Sunday, December 20, 2015
Christmas with the Everly Brothers and the Boys Town Choir - The Everly Brothers and the Boys Town Choir
The Everly Brothers and the Boys Town Choir
Warner Bros. Records W 1483
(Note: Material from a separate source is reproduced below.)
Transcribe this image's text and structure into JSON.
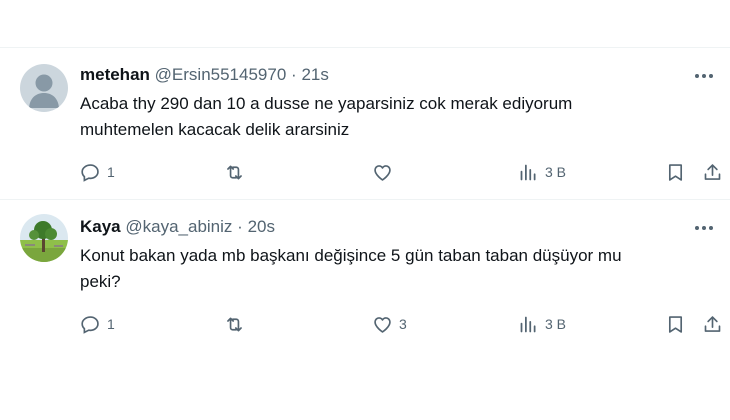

I put this one on while we were trimming the tree and didn't make it through side one before my wife demanded I take it off and put on some "real Christmas music." I get her point, this is the least festive, most solemn Christmas record in my collection. It is extremely "churchy" which has some nostalgic appeal for me because I grew up singing many of these songs in church accompanied by old ladies with high voices and an organ, which is pretty much what this record sounds like. The liner notes refer to the Everlys singing Christmas carols as boys with their neighbors back home in Kentucky which seems like a charming idea for an album - get the Everlys a small back-up group like the Jordanaires to harmonize with, maybe a piano and a guitar and make an intimate, heartfelt Christmas album. That is not this record. The choir dominates this record, overwhelming the Brothers' low key vocals with their lovely but lifeless vocalizing. The Everlys seem like guest performers on their own album. Their are even two tracks, "Away In a Manger" and "Angels, From the Realms of Glory" that don't feature the Everlys at all just the choir. The Everlys' contribution to the album is so slight, it feels like a rip-off. I suspect the boys just went in the studio and knocked out their contribution in a couple of hours. I was extremely disappointed when I first heard this album and it is only my immense love for the Everlys' work that keeps it off my purgatory shelf. I think it is by far their worst record. The arrangements are stodgy and lethargic, the album lacks emotion and inspiration. Nonetheless there are parts of it that I do enjoy. The first verses of "Adeste Fideles," "The First Noel" and "Silent Night" sound terrific but then the choir takes over and I lose interest. Don's solo vocal on "What Child Is This?" is very appealing with only minimal interference from the choir. This is my favorite track and it suggests what a good record this might have been without the choir. Phil's solo turn on "O Little Town of Bethlehem" is nice as well but suffers from the obtrusive choir being too high in the mix. I wish there was some way I could erase the choir from this record, even though I would be left with only about 10 minutes of the Everlys singing given the fragmentary nature of their contribution. This record rarely makes onto my turntable, but I do play it once in a while on a chilly December night when my family is not around to complain about it. In the darkness of the living room with the Christmas tree lights blinking it brings back not entirely welcome memories of school pageants and midnight Christmas Eve masses. Recommended to people who consider Santa Claus sacrilegious.